“My plan of trading was sound enough and won oftener than it lost. If I had stuck to it I’d have been right perhaps as often as seven out of ten times. In fact, I always made money when I was sure I was right before I began. What beat me was not having brains enough to stick to my own game–that is, to play the market only when I was satisfied that precedents favored my play. There is a time for all things, but I didn’t know it. And that is precisely what beats so many men in Wall Street who are very far from being in the sucker class. There is the plain fool, who does the wrong thing at all times everywhere, but there is the Wall Street fool, who thinks he must trade all the time. No man can always have adequate reasons for buying or selling stocks daily–or sufficient knowledge to make his play an intelligent play.

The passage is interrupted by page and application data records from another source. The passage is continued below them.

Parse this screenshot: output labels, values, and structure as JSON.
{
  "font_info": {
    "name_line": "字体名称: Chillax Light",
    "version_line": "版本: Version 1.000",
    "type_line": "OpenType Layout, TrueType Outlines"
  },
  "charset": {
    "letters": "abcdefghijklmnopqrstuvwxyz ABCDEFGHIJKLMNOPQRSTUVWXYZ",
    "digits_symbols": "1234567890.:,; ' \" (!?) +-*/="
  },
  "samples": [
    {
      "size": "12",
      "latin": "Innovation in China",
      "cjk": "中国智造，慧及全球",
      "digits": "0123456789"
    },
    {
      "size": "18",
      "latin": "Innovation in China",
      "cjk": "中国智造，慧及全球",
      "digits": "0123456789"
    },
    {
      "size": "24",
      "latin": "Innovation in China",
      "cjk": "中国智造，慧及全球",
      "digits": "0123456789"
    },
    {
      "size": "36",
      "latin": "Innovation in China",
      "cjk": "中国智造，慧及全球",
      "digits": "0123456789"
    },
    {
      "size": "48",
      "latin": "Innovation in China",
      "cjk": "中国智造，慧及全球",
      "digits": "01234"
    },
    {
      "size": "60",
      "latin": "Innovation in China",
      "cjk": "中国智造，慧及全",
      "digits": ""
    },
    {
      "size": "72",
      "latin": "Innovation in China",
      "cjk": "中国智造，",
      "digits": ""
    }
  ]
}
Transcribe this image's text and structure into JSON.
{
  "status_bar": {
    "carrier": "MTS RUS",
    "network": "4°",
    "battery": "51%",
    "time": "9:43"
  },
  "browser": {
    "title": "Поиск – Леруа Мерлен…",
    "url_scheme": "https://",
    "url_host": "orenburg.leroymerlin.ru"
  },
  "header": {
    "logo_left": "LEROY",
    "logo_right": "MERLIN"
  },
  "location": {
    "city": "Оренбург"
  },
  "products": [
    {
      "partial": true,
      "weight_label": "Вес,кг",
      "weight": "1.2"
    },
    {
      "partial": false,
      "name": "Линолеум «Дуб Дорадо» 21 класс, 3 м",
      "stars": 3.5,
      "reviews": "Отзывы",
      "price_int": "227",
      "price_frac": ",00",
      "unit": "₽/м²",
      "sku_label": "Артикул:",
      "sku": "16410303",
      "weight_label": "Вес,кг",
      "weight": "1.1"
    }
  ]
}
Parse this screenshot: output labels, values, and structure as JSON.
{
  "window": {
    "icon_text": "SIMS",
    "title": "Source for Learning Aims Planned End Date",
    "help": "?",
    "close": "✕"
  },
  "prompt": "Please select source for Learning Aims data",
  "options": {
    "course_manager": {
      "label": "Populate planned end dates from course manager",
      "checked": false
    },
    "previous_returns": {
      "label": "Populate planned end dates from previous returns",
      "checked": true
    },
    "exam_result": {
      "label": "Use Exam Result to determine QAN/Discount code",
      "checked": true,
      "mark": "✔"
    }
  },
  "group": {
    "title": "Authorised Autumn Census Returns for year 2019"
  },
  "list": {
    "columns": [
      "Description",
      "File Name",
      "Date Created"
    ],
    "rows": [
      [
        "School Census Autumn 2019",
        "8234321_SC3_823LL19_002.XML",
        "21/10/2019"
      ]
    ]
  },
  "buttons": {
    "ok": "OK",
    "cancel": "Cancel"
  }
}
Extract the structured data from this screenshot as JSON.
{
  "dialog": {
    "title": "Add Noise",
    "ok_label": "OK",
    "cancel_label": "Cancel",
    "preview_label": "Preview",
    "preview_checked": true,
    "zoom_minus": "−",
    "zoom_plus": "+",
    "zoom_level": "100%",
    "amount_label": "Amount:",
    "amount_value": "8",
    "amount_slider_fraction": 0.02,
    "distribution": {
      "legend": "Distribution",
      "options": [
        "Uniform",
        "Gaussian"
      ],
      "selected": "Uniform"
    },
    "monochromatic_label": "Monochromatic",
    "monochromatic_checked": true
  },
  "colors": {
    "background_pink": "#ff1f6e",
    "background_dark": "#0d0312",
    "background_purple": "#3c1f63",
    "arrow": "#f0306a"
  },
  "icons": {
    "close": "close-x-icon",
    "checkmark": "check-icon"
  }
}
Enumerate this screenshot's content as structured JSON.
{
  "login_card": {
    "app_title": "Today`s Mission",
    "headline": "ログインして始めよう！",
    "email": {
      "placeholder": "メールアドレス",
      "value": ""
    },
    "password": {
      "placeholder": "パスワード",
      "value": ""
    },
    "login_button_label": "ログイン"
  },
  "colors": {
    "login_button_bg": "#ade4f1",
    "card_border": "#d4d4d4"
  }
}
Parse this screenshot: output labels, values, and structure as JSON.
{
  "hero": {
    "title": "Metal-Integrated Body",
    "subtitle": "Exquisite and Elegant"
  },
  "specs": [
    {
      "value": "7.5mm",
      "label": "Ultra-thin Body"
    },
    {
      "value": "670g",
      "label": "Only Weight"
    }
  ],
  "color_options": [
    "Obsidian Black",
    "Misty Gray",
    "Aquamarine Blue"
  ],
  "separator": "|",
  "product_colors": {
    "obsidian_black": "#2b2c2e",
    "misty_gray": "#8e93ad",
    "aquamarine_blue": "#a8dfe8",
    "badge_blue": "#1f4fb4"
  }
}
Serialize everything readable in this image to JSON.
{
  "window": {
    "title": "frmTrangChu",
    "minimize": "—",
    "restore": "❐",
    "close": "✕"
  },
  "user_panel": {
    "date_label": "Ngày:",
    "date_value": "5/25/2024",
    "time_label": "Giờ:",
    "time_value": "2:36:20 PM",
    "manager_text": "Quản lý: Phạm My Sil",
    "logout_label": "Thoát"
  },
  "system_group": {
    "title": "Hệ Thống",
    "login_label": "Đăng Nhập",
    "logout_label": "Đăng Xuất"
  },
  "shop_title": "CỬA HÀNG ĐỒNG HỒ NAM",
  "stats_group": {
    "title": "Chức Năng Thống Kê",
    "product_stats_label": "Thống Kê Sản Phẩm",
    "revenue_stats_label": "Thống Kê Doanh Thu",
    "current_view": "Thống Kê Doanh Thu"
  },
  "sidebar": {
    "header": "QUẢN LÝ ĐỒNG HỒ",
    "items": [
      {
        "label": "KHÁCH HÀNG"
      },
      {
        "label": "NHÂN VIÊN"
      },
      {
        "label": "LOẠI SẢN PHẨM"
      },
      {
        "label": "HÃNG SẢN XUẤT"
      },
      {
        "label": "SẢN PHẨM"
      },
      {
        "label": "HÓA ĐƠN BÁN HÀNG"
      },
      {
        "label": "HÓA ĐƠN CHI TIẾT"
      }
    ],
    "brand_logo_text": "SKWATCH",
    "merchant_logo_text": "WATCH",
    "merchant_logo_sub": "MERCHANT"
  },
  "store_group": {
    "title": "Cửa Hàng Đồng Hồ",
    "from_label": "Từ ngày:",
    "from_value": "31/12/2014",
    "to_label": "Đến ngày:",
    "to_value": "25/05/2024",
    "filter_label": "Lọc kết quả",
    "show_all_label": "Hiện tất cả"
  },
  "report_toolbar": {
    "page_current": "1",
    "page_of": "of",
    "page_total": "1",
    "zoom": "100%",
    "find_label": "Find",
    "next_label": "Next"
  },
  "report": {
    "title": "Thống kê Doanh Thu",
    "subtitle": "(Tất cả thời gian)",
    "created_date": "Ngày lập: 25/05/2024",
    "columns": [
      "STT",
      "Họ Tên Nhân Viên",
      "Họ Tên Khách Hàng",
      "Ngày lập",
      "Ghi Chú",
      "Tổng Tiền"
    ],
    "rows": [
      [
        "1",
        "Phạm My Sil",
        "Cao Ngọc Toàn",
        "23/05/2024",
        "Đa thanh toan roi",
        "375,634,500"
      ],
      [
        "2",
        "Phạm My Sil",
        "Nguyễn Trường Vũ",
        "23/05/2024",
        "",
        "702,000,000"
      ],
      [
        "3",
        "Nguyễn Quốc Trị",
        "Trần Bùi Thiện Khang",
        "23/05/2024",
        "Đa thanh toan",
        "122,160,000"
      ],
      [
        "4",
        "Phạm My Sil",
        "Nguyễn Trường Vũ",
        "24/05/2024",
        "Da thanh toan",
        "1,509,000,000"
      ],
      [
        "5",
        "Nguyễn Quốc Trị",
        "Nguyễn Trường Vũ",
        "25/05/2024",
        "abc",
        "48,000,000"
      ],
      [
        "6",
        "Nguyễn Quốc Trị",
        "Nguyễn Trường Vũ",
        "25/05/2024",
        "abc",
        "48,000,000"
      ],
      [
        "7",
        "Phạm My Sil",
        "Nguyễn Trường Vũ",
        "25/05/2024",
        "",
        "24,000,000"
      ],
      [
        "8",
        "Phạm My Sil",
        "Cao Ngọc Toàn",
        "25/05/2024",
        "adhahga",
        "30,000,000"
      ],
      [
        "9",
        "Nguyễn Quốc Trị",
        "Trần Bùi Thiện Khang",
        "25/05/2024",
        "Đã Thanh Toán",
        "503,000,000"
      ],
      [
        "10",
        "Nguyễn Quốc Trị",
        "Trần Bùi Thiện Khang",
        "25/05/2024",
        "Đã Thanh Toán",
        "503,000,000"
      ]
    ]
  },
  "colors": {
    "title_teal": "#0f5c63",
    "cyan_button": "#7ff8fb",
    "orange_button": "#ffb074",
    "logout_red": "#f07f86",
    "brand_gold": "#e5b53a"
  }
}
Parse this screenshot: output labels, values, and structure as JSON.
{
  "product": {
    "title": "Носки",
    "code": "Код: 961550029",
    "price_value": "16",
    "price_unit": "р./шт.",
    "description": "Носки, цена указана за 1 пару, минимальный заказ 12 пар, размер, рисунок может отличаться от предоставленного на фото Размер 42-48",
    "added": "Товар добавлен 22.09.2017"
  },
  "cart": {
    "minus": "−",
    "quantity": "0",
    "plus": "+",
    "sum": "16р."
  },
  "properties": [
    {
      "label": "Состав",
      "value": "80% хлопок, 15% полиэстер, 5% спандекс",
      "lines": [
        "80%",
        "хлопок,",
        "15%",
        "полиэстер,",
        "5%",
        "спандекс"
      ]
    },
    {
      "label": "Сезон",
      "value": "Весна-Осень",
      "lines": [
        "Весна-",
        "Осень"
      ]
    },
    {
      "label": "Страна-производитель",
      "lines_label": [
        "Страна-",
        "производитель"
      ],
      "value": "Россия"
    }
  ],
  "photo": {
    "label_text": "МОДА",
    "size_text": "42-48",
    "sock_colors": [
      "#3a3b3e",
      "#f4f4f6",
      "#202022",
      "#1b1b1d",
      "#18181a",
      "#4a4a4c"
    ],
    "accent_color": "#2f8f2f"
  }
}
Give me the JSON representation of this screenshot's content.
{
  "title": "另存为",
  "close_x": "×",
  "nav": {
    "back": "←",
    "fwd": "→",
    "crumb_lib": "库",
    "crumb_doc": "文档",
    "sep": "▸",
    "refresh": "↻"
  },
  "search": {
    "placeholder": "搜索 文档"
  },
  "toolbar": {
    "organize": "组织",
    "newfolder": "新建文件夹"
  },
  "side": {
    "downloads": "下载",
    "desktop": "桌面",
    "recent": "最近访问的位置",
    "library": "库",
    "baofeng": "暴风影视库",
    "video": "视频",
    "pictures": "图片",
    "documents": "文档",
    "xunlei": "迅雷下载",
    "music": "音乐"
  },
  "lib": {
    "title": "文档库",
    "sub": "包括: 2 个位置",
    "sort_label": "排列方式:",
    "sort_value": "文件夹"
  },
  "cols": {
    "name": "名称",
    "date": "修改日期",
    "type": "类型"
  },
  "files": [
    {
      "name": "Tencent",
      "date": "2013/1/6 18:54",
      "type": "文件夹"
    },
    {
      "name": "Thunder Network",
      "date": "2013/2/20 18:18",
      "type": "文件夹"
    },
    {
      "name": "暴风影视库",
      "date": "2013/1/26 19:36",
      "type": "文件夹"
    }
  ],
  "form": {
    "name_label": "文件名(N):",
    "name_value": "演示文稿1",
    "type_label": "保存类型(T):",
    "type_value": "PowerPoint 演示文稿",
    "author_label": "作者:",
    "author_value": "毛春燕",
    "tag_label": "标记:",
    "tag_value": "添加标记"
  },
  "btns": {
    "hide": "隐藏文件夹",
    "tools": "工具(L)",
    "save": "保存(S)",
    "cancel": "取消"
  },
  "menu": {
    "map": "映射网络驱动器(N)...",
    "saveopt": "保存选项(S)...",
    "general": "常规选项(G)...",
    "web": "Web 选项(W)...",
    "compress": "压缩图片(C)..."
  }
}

I proved it. Whenever I read the tape by the light of experience I made money, but when I made plain fool play I had to lose. I was no exception, was I? There was the huge quotation board staring me in the face, and the ticker going on and people trading and watching their tickets turn into cash or into waste paper. Of course I let the craving for excitement get the better of my judgment. In a bucket shop where your margin is a shoestring you don’t play for long pulls. You are wiped out too easily and quickly. The desire for constant action irrespective of underlying conditions is responsible for many losses in Wall Street even among the professionals, who feel that they must take home some money every day, as though they were working for regular wages….A stock operator has to fight a lot of expensive enemies within himself.”
Lesson 1: Don’ be a Wall Street Fool!
Develop a sound market tested trading plan, then trade your plan. Always remember there are times to be long; times to short and times to be flat. Write it down, it is VERY TRUE!!!